TW: mentions of rape, violent murder
Welp, I guess the fourth time is a charm.
Brett Easton Ellis’ thing is never going to be my thing. Vomiting brand names, writing with a mix of flatness and kinetic energy, satirizing culture to the point where there’s no line. Glamorama was trash and the rest of his works have never done much for me.
However, I’ve read a lot lately about New York City in the 80s and what Wall Street was like in that time. I also read an interview by Mary Herron, the director of the movie adaptation of the novel (a movie I love) where she talked about how much she appreciated the book and what she took out of it.
Those combined forces put me in the right frame of mind to finally get to this one.
And dammit, it’s really good. If it wasn’t for Ellis’ vanities, it would be great.
New York City culture in the 80s was all about getting ahead, nowhere more so than on Wall Street. Designer clothes, latest fads, trendy restaurants, etc. It makes perfect sense that Patrick Bateman, literally an empty suit, would find no joy in his pursuits and turn instead to homicide.
Ellis opens with the famous line from Dante’s Inferno: Abandon all hope ye who enter. It’s scrawled on a Chemical Bank, which mirrors the entry way to Hell for Dante and from there, it’s all downhill. Bateman is trapped on the island of Manhattan and no amount of money or cultural consumerism or drugs or sex or even murder can get him off. It’s satire in the most effective way because Ellis knows the time and the place. This book could almost be set in the Gotham of Tim Burton’s Batman. The best satire takes reality and just slightly tilts it on its axis. Ellis has the right balance.
Along those lines, Bateman’s worship of Donald Trump is perfect. Who better for such a soulless New York elite to idolize than the Donald himself? I know Ellis has gone off the deep end the last few years writing about race but he accurately pegs the Donald for who he is and who he appeals to. The whole book is Bateman’s Fifth Avenue.
And while I do think the movie is superior and perhaps the best possible way to adapt the story, Ellis does a better job than Mary Herron of chronicling Bateman’s descent into madness.
The only reason it falls short of greatness for me is the graphic descriptions of rape and murder. I don’t think they’re necessary and I confess to skipping over large parts of them. People praise Ellis for his language in depicting them. To me, it’s him wallowing in sadism.

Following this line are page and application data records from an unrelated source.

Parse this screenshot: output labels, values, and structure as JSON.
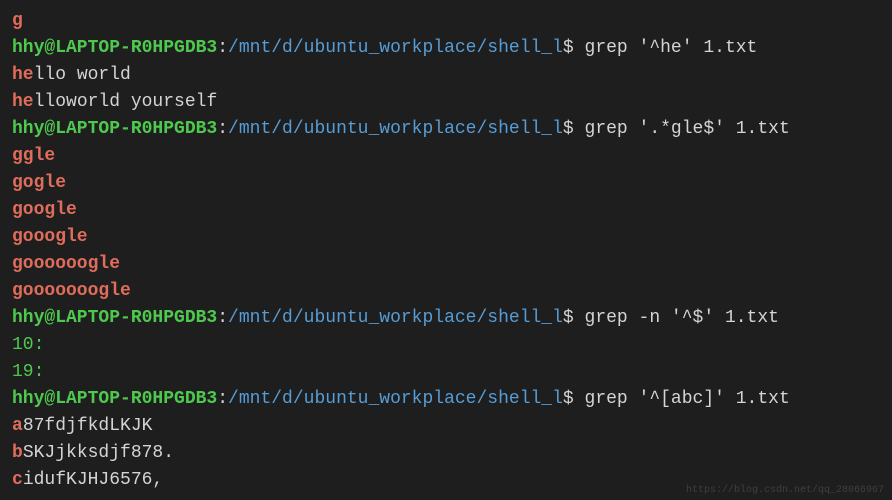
{
  "truncated_top": "g",
  "prompt": {
    "userhost": "hhy@LAPTOP-R0HPGDB3",
    "sep": ":",
    "path": "/mnt/d/ubuntu_workplace/shell_l",
    "dollar": "$ "
  },
  "blocks": [
    {
      "command": "grep '^he' 1.txt",
      "outputs": [
        {
          "match": "he",
          "rest": "llo world"
        },
        {
          "match": "he",
          "rest": "lloworld yourself"
        }
      ]
    },
    {
      "command": "grep '.*gle$' 1.txt",
      "outputs": [
        {
          "match": "ggle",
          "rest": ""
        },
        {
          "match": "gogle",
          "rest": ""
        },
        {
          "match": "google",
          "rest": ""
        },
        {
          "match": "gooogle",
          "rest": ""
        },
        {
          "match": "goooooogle",
          "rest": ""
        },
        {
          "match": "gooooooogle",
          "rest": ""
        }
      ]
    },
    {
      "command": "grep -n '^$' 1.txt",
      "outputs_numbered": [
        {
          "lineno": "10:"
        },
        {
          "lineno": "19:"
        }
      ]
    },
    {
      "command": "grep '^[abc]' 1.txt",
      "outputs": [
        {
          "match": "a",
          "rest": "87fdjfkdLKJK"
        },
        {
          "match": "b",
          "rest": "SKJjkksdjf878."
        },
        {
          "match": "c",
          "rest": "idufKJHJ6576,"
        }
      ]
    }
  ],
  "watermark": "https://blog.csdn.net/qq_28066967"
}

But aside from that, this is a hell of a book, both figuratively and literally. I may even reread it some day. It’s tough to see how someone can do satire more effectively.